Archive for October, 2009

John F
October 28th, 2009

New kid on the blog

As a tribute both to Gary Roskell’s powers of persuasion and to the determination of the new boy to impress, I am writing this ‘blog’. I am more than a little technophobic and pretty useless too when it comes to the natural, chatty, ‘personal’ style these things seem to require.

I have now been a core member at The Play House for half a term and I’m just starting to realise the profound consequences of my new employment. For example, I haven’t had a job which requires me to work in an office since I was a Law Clerk in the Crown Prosecution Service (and that’s so long ago that when I worked there you hand wrote the barrister’s briefs – not as intimate as it sounds- and sent them to a ‘typing pool’).

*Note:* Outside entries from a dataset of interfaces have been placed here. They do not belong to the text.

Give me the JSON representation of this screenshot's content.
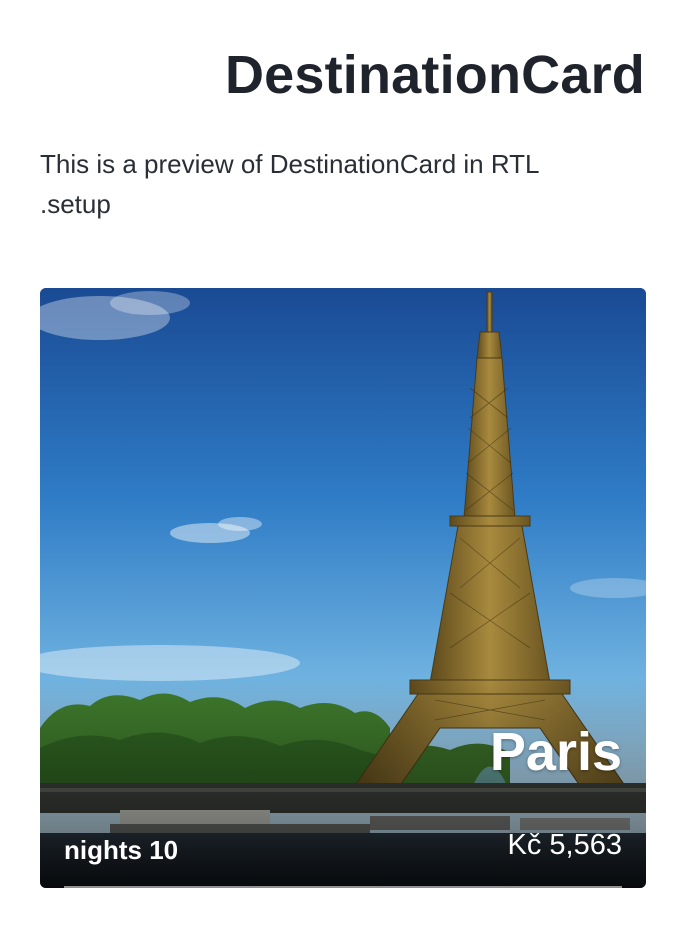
{
  "header": {
    "title": "DestinationCard"
  },
  "description": {
    "line1": "This is a preview of DestinationCard in RTL",
    "line2": ".setup"
  },
  "card": {
    "image_subject": "eiffel-tower-photo",
    "city": "Paris",
    "price": "Kč 5,563",
    "nights": "nights 10"
  },
  "colors": {
    "text_dark": "#1f232b",
    "card_text": "#ffffff",
    "sky_top": "#1d4f9a",
    "sky_bottom": "#a9d6ef",
    "tower": "#8a6f2e"
  }
}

Now, obviously, The Play House is nothing like the CPS: you don’t leave the office to go to a place where individuals are to be condemned to years of incarceration in a Government Institution (unless your view of education is horribly cynical); but I am, nevertheless, once again, partly an office worker.

So, what’s changed? (apart from the loss of a typing pool). When I worked for the CPS I was late almost every day, (they gave me an alarm clock when I left after my 9 months there). Well, I am pleased to report that I am now an excellent timekeeper. My boss doesn’t show me pictures of gruesome crimes as a way of inspiring me to greater prosecuting ambition (although there is a picture of Malcolm made up as The Joker which took me back).

There isn’t a big board telling everybody where everybody else is supposed to be – oh actually there is – but I haven’t yet walked in and learned from it that I am supposed to be in Warwick Crown Court 2 prosecuting in the Queen vs Burglar Bill 10 miles away at that very moment. And until now, Deborah hasn’t had a call from a Head Teacher asking why the new teacher/actor is wearing brown shoes and a tie with a square end and when he proposes to start dressing appropriately (or if she has she’s kept it quiet). In fact, thinking about it, there are loads of differences, not the least of which is that The Play House has an office I look forward to going to.


Malcolm J
October 9th, 2009

We just have to figure out how to weave the strands together…

I had mixed feelings when Gary and Deborah told me that I would be working on our preventing violent extremism programme, Tapestry. Excitement as this was to be a high profile project dealing with up to the minute issues that had great impact on all of us. There was also a significant level of trepidation, even fear. Would we do justice to this very complex and sensitive area? If we got this wrong we could make tensions worse.  So no pressure there then!

Inspired (if that’s the right word) by the protests in Luton around the soldiers of the Anglian regiment returning from Iraq we chose to set our drama in a closed down shop unit on a recession hit city high street (you might think Woolworths, but we refuse to comment…).

We created Jason, fighting on behalf of “The Young Patriots”, a far right organization; Hassan, arguing in support of an extreme Islamist organization, “The Circle of Truth”; and Naz, caught in the middle, a young British Muslim woman trying to make them see the complexity of the truth.

This allowed us the opportunity to explore parallels in right wing and Islamist extremism, each fuelling greater excesses in the other.

The research sessions we ran with a variety of diverse groups served to allay some of my anxieties. One of the key things that helped was the eagerness with which people wanted to talk about extremism in all its forms.  It was something everybody was thinking about but not talking about as if they were as worried as me about saying the wrong thing and offending people. I took great heart that people were less sensitive than I had imagined ready and willing to have this conversation.

But the violence in the City Centre in early September reignited worries in me that we might be opening an extremely lively can of worms. It felt as if we had been overtaken by our own prediction.

As we continue the tour it is the young people we are meeting on a daily basis that are quietening my fears. They are thoughtful, sensitive, optimistic and passionate. They challenge each of the extremists in the programme equally whilst acknowledging that both have some justification for their disenchantment. It is the courses of action that Jason and Hassan have chosen to resolve their frustrations that the young people so vehemently take issue with.

Which begs the question: what can each of us do to avoid the future of death, fear, anger and revenge that is predicted in the drama if Jason and Hassan continue on their present course?

Answers on a postcard please! Or simply comment below.